Service

The trust-based philanthropy model recognizes that nonprofits currently spend a lot of time completing funder-required application forms and reports, which takes precious time away from their mission.

As philanthropists, we must remind ourselves to whom nonprofits are accountable and consider how we can be of more service to the ones we support. We must ask ourselves how we can minimize bureaucracy and free would-be change agents to do what they are called to do. Putting more value in conversations instead of written reports or applications allows small organizations with limited bandwidth to focus more on their work and on creating a kinder, more compassionate world.

One thing COVID-19 has taught us is that philanthropy works better when power is distributed equitably and those closest to the issues have the opportunity to lead. By embracing trust-based and monastic principles, philanthropic leaders can make a more direct and immediate impact in communities. Crises can be an opportunity to change things that no longer work; let’s not waste this one.

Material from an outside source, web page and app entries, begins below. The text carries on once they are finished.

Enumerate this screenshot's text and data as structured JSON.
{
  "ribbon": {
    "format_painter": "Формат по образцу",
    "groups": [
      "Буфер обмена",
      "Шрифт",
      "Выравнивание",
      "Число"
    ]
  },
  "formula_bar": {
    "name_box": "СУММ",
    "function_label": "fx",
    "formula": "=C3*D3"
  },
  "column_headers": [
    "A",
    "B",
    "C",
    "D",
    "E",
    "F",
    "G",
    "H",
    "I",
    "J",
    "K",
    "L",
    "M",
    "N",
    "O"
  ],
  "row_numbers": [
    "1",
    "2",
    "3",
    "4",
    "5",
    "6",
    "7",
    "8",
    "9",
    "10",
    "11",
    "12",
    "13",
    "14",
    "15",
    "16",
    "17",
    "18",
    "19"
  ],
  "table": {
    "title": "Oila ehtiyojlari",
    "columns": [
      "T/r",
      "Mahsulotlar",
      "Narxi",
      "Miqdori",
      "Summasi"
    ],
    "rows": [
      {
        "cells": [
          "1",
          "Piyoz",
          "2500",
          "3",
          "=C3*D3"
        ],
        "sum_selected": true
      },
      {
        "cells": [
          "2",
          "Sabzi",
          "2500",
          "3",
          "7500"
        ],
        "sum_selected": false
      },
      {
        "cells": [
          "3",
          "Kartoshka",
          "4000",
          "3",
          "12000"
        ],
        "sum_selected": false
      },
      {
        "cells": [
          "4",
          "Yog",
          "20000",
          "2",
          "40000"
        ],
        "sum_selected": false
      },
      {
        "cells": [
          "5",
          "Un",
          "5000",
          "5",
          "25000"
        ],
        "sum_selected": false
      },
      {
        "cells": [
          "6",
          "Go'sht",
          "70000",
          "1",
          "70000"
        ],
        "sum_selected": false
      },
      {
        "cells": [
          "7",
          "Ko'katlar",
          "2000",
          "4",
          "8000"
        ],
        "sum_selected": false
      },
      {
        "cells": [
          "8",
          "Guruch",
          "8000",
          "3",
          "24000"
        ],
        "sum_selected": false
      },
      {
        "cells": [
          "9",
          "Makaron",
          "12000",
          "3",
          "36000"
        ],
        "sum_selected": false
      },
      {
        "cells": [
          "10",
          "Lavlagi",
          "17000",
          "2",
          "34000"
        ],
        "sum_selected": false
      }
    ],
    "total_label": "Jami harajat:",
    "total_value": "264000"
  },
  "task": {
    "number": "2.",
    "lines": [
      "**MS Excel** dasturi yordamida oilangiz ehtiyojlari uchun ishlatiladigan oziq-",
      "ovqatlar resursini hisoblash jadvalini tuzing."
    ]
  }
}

Leading By Example: Making A Difference At The Pollination Project With Ajay Dahiya

By Mitch Russo

 

Being a monk and leading a thriving nonprofit organization in the middle of NYC’s bustle can be a conflicting experience. Putting service above his personal serenity, Ajay Dahiya chose to give up his monastic vows to focus on leading The Pollination Project, a nonprofit that works to raise funds to award micro grants to people and organizations advocating for social change around the world. Ajay joins Mitch Russo in this episode to talk about building a tribe as he had done himself. “Why are you building a tribe?” “What is the purpose of that tribe?” “Who is it meant to serve?” “What are the principles by which you want to build that tribe?” – These are the questions that Ajay asked himself first to guide him on his path to leading a thriving community of thousands. Listen in as he shares this incredible knowledge with us.

Listen to the podcast here: